# EXERCISE DESCRIPTION:
In your copy, include every line of the listing below exactly but none of the pictures.

# EXTRACTED INFORMATION:
#####

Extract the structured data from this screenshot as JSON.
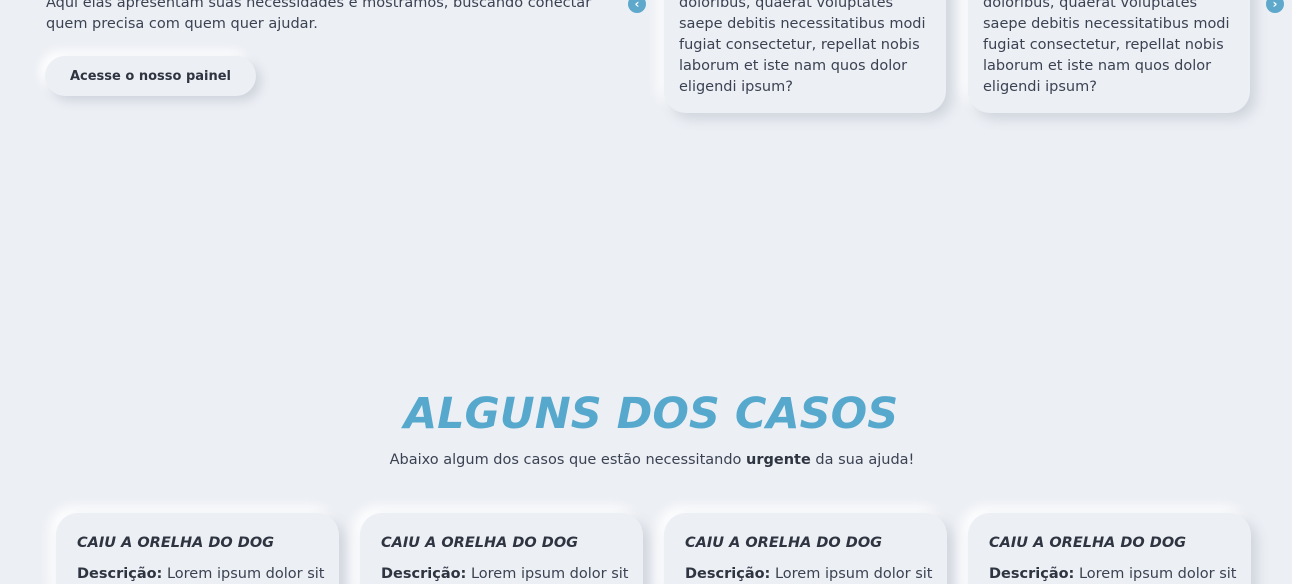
{
  "intro": {
    "text": "Aqui elas apresentam suas necessidades e mostramos, buscando conectar quem precisa com quem quer ajudar.",
    "button_label": "Acesse o nosso painel"
  },
  "carousel": {
    "prev_icon": "chevron-left-icon",
    "next_icon": "chevron-right-icon",
    "prev_glyph": "‹",
    "next_glyph": "›",
    "cards": [
      {
        "text": "doloribus, quaerat voluptates saepe debitis necessitatibus modi fugiat consectetur, repellat nobis laborum et iste nam quos dolor eligendi ipsum?"
      },
      {
        "text": "doloribus, quaerat voluptates saepe debitis necessitatibus modi fugiat consectetur, repellat nobis laborum et iste nam quos dolor eligendi ipsum?"
      }
    ]
  },
  "cases": {
    "title": "ALGUNS DOS CASOS",
    "subtitle_before": "Abaixo algum dos casos que estão necessitando ",
    "subtitle_bold": "urgente",
    "subtitle_after": " da sua ajuda!",
    "cards": [
      {
        "title": "CAIU A ORELHA DO DOG",
        "desc_label": "Descrição:",
        "desc_text": " Lorem ipsum dolor sit"
      },
      {
        "title": "CAIU A ORELHA DO DOG",
        "desc_label": "Descrição:",
        "desc_text": " Lorem ipsum dolor sit"
      },
      {
        "title": "CAIU A ORELHA DO DOG",
        "desc_label": "Descrição:",
        "desc_text": " Lorem ipsum dolor sit"
      },
      {
        "title": "CAIU A ORELHA DO DOG",
        "desc_label": "Descrição:",
        "desc_text": " Lorem ipsum dolor sit"
      }
    ]
  },
  "colors": {
    "background": "#eceff4",
    "accent": "#56a8cd",
    "text": "#3b4252",
    "heading_dark": "#2e3440"
  }
}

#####

# ANSWER TO THIS TASK:
Extract the structured data from this screenshot as JSON.
{
  "intro": {
    "text": "Aqui elas apresentam suas necessidades e mostramos, buscando conectar quem precisa com quem quer ajudar.",
    "button_label": "Acesse o nosso painel"
  },
  "carousel": {
    "prev_icon": "chevron-left-icon",
    "next_icon": "chevron-right-icon",
    "prev_glyph": "‹",
    "next_glyph": "›",
    "cards": [
      {
        "text": "doloribus, quaerat voluptates saepe debitis necessitatibus modi fugiat consectetur, repellat nobis laborum et iste nam quos dolor eligendi ipsum?"
      },
      {
        "text": "doloribus, quaerat voluptates saepe debitis necessitatibus modi fugiat consectetur, repellat nobis laborum et iste nam quos dolor eligendi ipsum?"
      }
    ]
  },
  "cases": {
    "title": "ALGUNS DOS CASOS",
    "subtitle_before": "Abaixo algum dos casos que estão necessitando ",
    "subtitle_bold": "urgente",
    "subtitle_after": " da sua ajuda!",
    "cards": [
      {
        "title": "CAIU A ORELHA DO DOG",
        "desc_label": "Descrição:",
        "desc_text": " Lorem ipsum dolor sit"
      },
      {
        "title": "CAIU A ORELHA DO DOG",
        "desc_label": "Descrição:",
        "desc_text": " Lorem ipsum dolor sit"
      },
      {
        "title": "CAIU A ORELHA DO DOG",
        "desc_label": "Descrição:",
        "desc_text": " Lorem ipsum dolor sit"
      },
      {
        "title": "CAIU A ORELHA DO DOG",
        "desc_label": "Descrição:",
        "desc_text": " Lorem ipsum dolor sit"
      }
    ]
  },
  "colors": {
    "background": "#eceff4",
    "accent": "#56a8cd",
    "text": "#3b4252",
    "heading_dark": "#2e3440"
  }
}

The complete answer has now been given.